Let's start with a simple example, that forwards all traffic
going to the
payments host to the
service. Backyards automatically creates the corresponding
any keyword after the match switch means matching all
requests. It cannot be omitted, because unlike Istio, we
wanted to make it explicit.
> backyards routing route set backyards-demo/payments -m any -d payments -w 100 INFO routing for backyards-demo/payments set successfully Settings for backyards-demo/payments Matches Routes Redirect Timeout Retry Rewrite Mirror To any 100% payments - - - - -
Now let's add a few other actions to the same rule.
Note that you don't have to specify the destination or the weight again. The CLI merges the rules for a specific match:
> backyards routing route set backyards-demo/payments -m any --timeout 4s --retry-attempts 2 --retry-per-try-timeout 2s INFO routing for backyards-demo/payments set successfully Settings for backyards-demo/payments Matches Routes Redirect Timeout Retry Rewrite Mirror To any 100% payments - 4s 2x (2s ptt) - -
Finally, try a routing rule with an advanced matching configuration, and set a different timeout and retry policy.
When you specify multiple
--match arguments, there will be
OR relations between them. The rule will match requests
that match the first, or the second rule.
Inside a match, you can specify multiple rules that have an
AND relation. This is how you can match requests against a
specific URL and an HTTP method for example.
> backyards routing route set backyards-demo/payments --match "uri=/version" --match "uri=/api/v1,method=GET" -d payments -w 100 --timeout 3s --retry-attempts 3 --retry-per-try-timeout 2s INFO routing for backyards-demo/payments set successfully Settings for backyards-demo/payments Matches Routes Redirect Timeout Retry Rewrite Mirror To (uri=/version) OR (uri=/api/v1 AND method=GET) 100% payments - 3s 3x (2s ptt) - -
Let's see how our matching rules look like now. Rules are
evaluated in top-down order. Note how the
any rule is
always the last one to help avoiding rule shadowing. For
other matching rules, it is the user's responsibility to
handle the order of rules. Ordering is not yet supported in

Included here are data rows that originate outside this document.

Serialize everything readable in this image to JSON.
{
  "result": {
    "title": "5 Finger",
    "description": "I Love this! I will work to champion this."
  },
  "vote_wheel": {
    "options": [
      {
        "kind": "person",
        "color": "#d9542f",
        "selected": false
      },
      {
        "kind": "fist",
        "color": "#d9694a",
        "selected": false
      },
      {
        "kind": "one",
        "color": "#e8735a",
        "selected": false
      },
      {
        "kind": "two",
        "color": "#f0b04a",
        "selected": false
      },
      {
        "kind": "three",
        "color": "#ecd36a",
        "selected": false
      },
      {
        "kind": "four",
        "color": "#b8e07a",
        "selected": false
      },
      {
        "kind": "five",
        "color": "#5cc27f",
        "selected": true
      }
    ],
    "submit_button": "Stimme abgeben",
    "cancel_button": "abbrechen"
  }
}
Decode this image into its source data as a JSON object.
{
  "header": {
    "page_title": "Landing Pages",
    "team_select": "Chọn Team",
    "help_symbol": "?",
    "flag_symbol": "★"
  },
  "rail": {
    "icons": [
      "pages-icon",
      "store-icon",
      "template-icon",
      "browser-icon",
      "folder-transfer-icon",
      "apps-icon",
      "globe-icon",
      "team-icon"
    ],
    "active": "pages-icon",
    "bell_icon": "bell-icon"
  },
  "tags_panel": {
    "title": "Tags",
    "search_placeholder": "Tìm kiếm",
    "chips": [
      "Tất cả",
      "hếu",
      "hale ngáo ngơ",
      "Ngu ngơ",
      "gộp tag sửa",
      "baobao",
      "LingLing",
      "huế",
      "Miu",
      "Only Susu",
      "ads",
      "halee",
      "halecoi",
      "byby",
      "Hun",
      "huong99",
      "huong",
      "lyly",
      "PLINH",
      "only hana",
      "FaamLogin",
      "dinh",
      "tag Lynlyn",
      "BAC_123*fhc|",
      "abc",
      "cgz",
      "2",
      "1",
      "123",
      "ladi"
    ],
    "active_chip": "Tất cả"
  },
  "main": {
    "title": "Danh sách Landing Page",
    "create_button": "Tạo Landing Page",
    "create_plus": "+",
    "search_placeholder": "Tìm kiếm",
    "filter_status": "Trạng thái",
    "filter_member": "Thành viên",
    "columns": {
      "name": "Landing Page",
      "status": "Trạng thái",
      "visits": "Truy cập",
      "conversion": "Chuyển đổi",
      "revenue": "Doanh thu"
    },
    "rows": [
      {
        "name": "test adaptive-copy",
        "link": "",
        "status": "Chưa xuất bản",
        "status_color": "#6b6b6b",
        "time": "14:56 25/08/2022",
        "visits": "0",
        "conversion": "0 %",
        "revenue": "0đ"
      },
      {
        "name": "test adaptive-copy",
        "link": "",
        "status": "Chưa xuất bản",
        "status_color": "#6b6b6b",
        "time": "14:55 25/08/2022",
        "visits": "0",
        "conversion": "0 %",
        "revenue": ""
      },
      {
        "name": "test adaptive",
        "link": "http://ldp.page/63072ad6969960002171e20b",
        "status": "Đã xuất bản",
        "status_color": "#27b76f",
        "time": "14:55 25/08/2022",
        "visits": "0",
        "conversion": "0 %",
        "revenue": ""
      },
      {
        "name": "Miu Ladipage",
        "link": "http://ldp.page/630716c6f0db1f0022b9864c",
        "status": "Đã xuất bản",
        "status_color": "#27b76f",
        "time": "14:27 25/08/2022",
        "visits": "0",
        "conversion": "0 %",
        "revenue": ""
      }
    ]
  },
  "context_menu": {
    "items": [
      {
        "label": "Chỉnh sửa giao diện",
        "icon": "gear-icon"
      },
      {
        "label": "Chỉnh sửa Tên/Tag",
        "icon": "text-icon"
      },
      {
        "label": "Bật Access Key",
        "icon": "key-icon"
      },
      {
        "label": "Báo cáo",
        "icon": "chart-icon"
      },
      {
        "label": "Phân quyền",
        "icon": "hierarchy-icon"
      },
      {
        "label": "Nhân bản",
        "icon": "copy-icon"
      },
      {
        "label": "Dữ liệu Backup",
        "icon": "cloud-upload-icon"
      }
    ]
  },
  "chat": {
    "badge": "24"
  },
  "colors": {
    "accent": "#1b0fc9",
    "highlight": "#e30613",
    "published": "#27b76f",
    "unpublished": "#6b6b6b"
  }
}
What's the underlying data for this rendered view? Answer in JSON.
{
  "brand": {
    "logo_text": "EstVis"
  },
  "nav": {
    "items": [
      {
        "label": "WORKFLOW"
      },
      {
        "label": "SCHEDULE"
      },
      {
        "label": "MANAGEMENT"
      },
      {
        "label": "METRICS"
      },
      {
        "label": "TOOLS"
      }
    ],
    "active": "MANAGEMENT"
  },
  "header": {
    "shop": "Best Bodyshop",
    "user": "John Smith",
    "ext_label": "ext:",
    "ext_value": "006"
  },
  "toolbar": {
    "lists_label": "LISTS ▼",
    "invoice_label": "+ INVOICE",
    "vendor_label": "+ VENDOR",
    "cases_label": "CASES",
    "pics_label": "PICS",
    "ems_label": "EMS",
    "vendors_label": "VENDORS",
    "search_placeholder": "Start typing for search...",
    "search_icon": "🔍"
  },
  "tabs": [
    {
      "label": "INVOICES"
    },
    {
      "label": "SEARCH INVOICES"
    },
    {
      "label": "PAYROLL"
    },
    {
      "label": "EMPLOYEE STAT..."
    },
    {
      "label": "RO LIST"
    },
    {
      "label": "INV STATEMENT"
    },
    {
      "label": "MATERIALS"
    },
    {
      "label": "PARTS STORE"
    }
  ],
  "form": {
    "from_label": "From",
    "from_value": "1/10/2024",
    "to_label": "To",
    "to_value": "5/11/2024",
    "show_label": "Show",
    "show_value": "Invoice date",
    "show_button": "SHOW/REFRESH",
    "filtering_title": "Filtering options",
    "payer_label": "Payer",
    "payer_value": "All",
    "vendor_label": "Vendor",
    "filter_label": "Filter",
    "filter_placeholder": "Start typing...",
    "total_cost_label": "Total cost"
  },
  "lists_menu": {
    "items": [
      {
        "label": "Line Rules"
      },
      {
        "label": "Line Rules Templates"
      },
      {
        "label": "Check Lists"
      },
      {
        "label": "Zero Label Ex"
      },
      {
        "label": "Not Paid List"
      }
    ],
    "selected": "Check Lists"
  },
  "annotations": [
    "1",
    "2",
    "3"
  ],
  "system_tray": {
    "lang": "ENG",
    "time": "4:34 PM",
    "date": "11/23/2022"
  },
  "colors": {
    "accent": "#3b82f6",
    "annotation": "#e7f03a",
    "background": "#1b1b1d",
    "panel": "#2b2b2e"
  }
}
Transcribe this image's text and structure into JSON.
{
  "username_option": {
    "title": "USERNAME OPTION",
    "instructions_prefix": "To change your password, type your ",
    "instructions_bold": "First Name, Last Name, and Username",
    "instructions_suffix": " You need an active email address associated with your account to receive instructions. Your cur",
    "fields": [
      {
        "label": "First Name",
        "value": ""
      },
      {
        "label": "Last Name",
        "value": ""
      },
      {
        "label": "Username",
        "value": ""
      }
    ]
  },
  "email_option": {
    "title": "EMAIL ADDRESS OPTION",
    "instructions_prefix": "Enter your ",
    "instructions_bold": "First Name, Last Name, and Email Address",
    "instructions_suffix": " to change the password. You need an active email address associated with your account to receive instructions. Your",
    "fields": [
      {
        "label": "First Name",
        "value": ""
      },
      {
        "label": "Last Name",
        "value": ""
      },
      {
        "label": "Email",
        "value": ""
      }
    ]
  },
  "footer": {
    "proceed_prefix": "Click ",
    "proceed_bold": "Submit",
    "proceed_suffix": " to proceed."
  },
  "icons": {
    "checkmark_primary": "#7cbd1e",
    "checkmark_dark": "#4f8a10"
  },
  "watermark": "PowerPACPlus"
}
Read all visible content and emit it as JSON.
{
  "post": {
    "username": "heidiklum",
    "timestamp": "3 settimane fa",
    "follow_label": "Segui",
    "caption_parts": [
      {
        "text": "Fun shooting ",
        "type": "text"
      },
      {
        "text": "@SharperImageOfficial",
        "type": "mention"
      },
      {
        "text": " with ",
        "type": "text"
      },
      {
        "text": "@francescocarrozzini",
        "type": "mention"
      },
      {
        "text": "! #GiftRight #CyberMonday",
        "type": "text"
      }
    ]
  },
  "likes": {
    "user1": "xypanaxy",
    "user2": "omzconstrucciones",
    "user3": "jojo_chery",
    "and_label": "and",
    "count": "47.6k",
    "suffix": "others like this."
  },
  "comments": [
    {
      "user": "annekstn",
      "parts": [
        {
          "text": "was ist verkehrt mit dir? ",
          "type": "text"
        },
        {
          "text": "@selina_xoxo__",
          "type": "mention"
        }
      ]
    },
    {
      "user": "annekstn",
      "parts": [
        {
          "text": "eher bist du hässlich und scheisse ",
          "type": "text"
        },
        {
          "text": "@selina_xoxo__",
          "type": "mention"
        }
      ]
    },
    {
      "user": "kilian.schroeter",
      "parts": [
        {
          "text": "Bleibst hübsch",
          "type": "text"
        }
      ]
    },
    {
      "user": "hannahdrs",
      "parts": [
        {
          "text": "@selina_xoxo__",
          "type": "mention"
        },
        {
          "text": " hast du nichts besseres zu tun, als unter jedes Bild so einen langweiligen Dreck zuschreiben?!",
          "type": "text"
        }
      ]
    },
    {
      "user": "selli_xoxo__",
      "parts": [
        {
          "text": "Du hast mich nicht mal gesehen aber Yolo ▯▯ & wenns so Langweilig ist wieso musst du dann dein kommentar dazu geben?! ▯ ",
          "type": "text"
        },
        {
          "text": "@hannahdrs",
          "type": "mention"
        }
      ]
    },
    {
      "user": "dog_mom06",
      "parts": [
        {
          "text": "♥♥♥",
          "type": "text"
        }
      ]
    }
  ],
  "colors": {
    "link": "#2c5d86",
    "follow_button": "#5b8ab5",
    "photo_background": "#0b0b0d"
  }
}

> backyards routing route get backyards-demo/payments Settings for backyards-demo/payments Matches Routes Redirect Timeout Retry Rewrite Mirror To (uri=/version) OR (uri=/api/v1 AND method=GET) 100% payments - 3s 3x (2s ptt) - - any 100% payments - 4s 2x (2s ptt) - -
To delete the rules, use these commands:
> backyards routing route delete backyards-demo/payments --match "uri=/version" --match uri=/api/v1,method=GET --non-interactive > backyards routing route delete backyards-demo/payments --match any --non-interactive
Tip 1: all CLI commands and switches have short names, check the CLI docs to get to know them.
Tip 2: the CLI has an interactive mode: try the above commands with
--match anyas the only argument
Traffic routing using the Backyards UI
Routing can also be configured from the Backyards dashboard.
To open the Backyards dashboard, set your
backyards dashboard from the CLI.
The routing form can help you easily set up complex routing
rules, that otherwise would be pretty hard to figure out.
Select the service on the
Services or the
and create a new rule on the traffic management tab.
You can also edit or delete rules, and you can also view the
YAML description of the virtual service.
To remove the demo application, Backyards, and Istio from your cluster, you need only to apply one command, which takes care of removing these components in the correct order:
$ backyards uninstall -a
Banzai Cloud’s Backyards (now Cisco Service Mesh Manager) is a multi and hybrid-cloud enabled service mesh platform for constructing modern applications. Built on Kubernetes and our Istio operator, it gives you flexibility, portability, and consistency across on-premise datacenters and cloud environments. Use our simple, yet extremely powerful UI and CLI, and experience automated canary releases, traffic shifting, routing, secure service communication, in-depth observability and more, for yourself.
About Banzai Cloud
Banzai Cloud is changing how private clouds are built: simplifying the development, deployment, and scaling of complex applications, and putting the power of Kubernetes and Cloud Native technologies in the hands of developers and enterprises, everywhere.
#multicloud #hybridcloud #BanzaiCloud